June 6, 1938|
Detroit, Michigan, U.S.
|Died:||April 29, 2017
Phoenix, Arizona, U.S.
|NFL Draft:||1960 / Round: 1|
|AFL draft:||1960 / Round: 2
Pick: First Selections
(by the New York Titans)
Genyk played college football for the University of Michigan from 1957 to 1959 and was the captain of the 1959 Michigan team. He was drafted by the newly formed New York Titans (renamed the Jets in 1963) in the first tier 1960 American Football League Draft. He coached high school football in Michigan for more than 30 years.
Genyk was born and raised in Detroit, Michigan, and graduated from Pershing High School. He played on the 1953 Pershing Doughboys football team that outscored opponents 303–55 and was selected as the state's Class A football champions.
Genyk attended the University of Michigan and played for the Michigan Wolverines football team from 1957 to 1959. In 1957, he became the second recipient of the John F. Maulbetsch Award, presented to him as the freshman football candidate for showing "desire, character, capacity for leadership and future success both on and off the gridiron." In May 1958, he also received a Yost Honor Award for combined athletic and scholastic achievement during the 1957–58 academic year.
As a junior, he started for the 1958 Michigan Wolverines football team. The 1958 team finished in eighth place in the Big Ten Conference with a disappointing 2-6-1 record. Genyk was the starting left tackle in all nine games and appeared in 246 out of the 540 minutes of play during the 1958 season. In late November 1958, after the final game had been played, the Michigan players elected Genyk as the captain of the 1959 Michigan team.
Michigan head coach Bennie Oosterbaan was fired after the 1958 season and replaced with Bump Elliott. Under the new head coach, the 1959 Wolverines improved marginally to 7th place in the Big Ten and a 4-5 record. Genyk was the starting left guard in eight of Michigan's nine games in 1959. He became known as the "Ironman" of the Michigan line, playing in 430 out of the 540 minutes in Michigan's nine football games. He missed one game after being knocked out in pregames warmups. He suffered a head wound that required several stitches.
Genyk was drafted by the New York Titans in the 1960 AFL draft. In late December 1959, Titans general manager Steve Sebo signed Genyk to a contract. It appears that Genyk was cut before the 1960 AFL season began.
- Full name George William Genyk set forth in Pershing High School's 1956 yearbook, available on-line through ancestry.com.

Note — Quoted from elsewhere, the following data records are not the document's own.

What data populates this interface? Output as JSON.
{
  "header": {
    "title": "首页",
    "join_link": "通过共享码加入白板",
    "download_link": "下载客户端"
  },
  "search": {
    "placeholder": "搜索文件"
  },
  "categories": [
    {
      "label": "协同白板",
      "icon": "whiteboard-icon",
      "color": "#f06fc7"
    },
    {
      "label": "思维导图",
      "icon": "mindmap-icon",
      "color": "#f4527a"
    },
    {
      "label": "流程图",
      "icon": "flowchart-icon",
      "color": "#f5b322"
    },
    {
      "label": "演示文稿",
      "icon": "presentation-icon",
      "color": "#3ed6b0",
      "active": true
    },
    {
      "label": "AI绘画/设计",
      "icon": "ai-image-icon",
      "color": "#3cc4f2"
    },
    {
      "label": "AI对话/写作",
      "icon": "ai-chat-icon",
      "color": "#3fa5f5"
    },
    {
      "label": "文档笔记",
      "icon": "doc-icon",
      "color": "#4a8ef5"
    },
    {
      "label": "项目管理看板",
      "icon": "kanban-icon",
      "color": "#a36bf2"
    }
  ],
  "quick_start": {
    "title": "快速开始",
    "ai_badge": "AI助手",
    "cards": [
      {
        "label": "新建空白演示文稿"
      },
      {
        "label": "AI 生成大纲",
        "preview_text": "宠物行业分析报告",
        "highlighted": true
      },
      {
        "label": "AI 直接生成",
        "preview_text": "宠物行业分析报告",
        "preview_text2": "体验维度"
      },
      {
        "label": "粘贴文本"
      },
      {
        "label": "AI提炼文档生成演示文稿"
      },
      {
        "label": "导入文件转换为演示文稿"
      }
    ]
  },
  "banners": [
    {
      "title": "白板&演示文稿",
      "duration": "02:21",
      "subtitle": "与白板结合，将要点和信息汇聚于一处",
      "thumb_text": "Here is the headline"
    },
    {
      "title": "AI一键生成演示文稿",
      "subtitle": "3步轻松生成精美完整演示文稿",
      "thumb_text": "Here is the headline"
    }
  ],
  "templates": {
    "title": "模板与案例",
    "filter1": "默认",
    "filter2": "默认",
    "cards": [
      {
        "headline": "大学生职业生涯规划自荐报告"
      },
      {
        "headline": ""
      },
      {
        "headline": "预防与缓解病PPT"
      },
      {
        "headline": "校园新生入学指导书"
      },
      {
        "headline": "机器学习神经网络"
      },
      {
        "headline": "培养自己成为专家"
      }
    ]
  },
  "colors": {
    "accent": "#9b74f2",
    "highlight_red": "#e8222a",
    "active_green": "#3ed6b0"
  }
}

- "Roster of 1959 Michigan Football Team". Bentley Historical Library, University of Michigan. Archived from the original on 2010-09-01.
- T. C. Cameron (2008). Metro Detroit's High School Football Rivalries. Arcadia Publishing. p. 11.
- "1957 Football Team". University of Michigan, Bentley Historical Library.
- "John F. Maulbetsch Award". mgoblue.com. University of Michigan.
- Jim Benagh (May 6, 1958). "Twenty-Four Wolverine Athletes Receive Yost Achievement Award". The Michigan Daily.
- "1958 Football Team". University of Michigan, Bentley Historical Library.
- "North Adds Pitt Center To Roster". The Miami News. December 13, 1959.
- "Bob Ptacek Voted 'Most Valuable'". The Milwaukee Journal (AP story). November 26, 1958.
- "University of Michigan Football Captain: George Genyk, 1959". Bentley Historical Library, University of Michigan.
- "Elliot to Have Veteran Team for First Game". Ludington Daily News. September 25, 1959.
- "1959 Football Team". University of Michigan, Bentley Historical Library.
- Bert Bertine. "Mid-West". Coaches & Athlete, vol. 22. p. 35.
- "Titans Sign Pair". The Milwaukee Sentinel (UPI story). December 27, 1959.
- "Eastern Michigan Eagles Football Media Guide" (PDF). p. 67.
- "Former Michigan captain George Genyk, 78, dies after cancer battle". Detroit Free Press. May 1, 2017.
- "Report: Former Michigan football captain George Genyk dead at 78". University of Michigan. April 30, 2017. Retrieved April 30, 2017.
- "Former U-M captain, Saginaw High football coach George Genyk dies". High School Sports. May 1, 2017. Retrieved May 4, 2017.